"Trauma may be a confounding issue in the sense that when a physician examines a patient who reports recent head trauma, which is common in young children, it can be easy to accept trauma as the cause for the optic neuropathy and therefore miss the true case of the blindness," he continued. "Alternatively, the physician may be thinking of one of the conditions in the differential diagnostic list and miss the fact that a patient had had trauma years before that had not been recognized to cause visual loss. In other words, when the doctor examines the patient for the first time, the optic neuropathy may have been present for a long period, yet the patients, especially those who are very young, may not report the history of trauma." Falling off of a bicycle and not having the protection of a helmet is the leading cause of traumatic optic neuropathy in children.

Neuroretinitis may be difficult to distinguish from idiopathic optic neuritis because the telltale "macular star" may not develop for a week or two after the onset of visual loss and swelling of the optic nerve, Dr. Rizzo said.

The implications of neuroretinitis, however, are very different from those of idiopathic optic neuritis, he added. Patients with neuroretinitis do not have the risk of developing multiple sclerosis (MS) as do many patients who have experienced idiopathic, demyelinative optic neuritis.

The presence of a tumor that is compressing the optic nerve is often revealed by the history of progressive visual loss (lasting more than 2 weeks) or progressive change in visual behavior, Dr. Rizzo said.

"Any history of progressive visual loss always raises concern about a compressive optic neuropathy," he pointed out.

These tumors may also be associated with proptosis or other physical findings that facilitate the discovery of the tumor. Pain is extremely common in patients with idiopathic optic neuritis but may also be present in some patients with other types of inflammatory optic neuropathy or tumors, he noted.

Need for neuroimaging Neuroimaging is extremely important in patients who have an acute optic neuropathy and could reveal a tumor that might not have been detected through the history or other components of the clinical examination. Imaging can also show enhancement of the optic nerve, which typically indicates an inflammatory condition. However, clinicians need to be cautious when reviewing axial images for signs of optic nerve enhancement, Dr. Rizzo said.

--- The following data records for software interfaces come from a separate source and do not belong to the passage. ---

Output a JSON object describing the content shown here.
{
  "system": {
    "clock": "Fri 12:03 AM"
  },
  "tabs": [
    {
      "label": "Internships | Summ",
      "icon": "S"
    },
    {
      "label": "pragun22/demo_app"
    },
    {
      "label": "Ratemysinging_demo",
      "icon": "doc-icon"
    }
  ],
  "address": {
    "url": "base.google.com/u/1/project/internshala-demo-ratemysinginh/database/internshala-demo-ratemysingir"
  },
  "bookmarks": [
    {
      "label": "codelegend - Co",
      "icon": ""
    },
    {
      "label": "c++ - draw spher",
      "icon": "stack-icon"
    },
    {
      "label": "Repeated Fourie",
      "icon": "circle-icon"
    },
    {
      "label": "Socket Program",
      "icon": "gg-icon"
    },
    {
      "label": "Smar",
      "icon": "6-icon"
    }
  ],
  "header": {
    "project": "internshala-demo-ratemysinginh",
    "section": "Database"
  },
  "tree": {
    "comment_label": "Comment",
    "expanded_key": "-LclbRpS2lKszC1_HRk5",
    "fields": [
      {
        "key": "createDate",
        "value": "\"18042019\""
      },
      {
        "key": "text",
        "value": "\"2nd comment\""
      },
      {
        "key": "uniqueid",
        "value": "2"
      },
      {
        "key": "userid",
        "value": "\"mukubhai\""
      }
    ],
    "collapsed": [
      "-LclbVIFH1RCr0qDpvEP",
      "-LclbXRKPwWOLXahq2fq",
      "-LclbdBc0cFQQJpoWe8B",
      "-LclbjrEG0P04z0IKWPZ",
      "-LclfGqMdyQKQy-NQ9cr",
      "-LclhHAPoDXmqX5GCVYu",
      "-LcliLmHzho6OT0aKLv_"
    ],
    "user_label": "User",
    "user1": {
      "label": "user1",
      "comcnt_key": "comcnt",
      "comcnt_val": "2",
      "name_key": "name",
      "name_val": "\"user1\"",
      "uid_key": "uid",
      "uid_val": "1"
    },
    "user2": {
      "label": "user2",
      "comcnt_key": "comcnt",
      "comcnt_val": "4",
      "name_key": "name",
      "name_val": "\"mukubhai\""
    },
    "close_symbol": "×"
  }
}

"One can be fooled because of the increased signal of the fat in the orbit," he noted. "It is always better, when one is looking for enhancement, to examine coronal sections of the orbit."